Student Learning Outcomes
Upon the completion of the Physics major, students will:
- be prepared for either productive employment following graduation or able to pursue advanced degrees in physics or physics related disciplines.
- compare favorably in the theoretical and technical knowledge with students completing similar programs nationally.
- have developed a basic understanding of the theoretical and mathematical underpinnings of the discipline.
- have learned the crucial elements of experimentation including experiment design, equipment building and operation, data collection, data and uncertainty analysis, and results interpretation and dissemination.
- know how to apply technical knowledge and use appropriate scientific tools to solve problems as both individuals and as team members.
- have a basic understanding of contemporary issues and professional/ethical responsibilities within a local and global context.
The program requires a cumulative GPA of 2.0 or above for all physics courses and a GPA 2.0 or above in PHYS 211-213 (or PHYS 111-113) and PHYS 331.
Course Delivery Format

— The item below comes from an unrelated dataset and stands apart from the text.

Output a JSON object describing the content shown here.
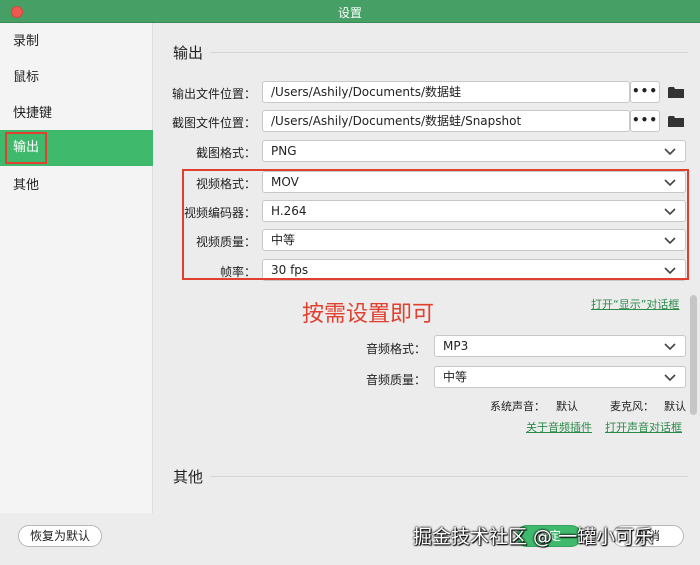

Physics students learn through hands-on and face to face learning in lecture, laboratory, and field based experiences.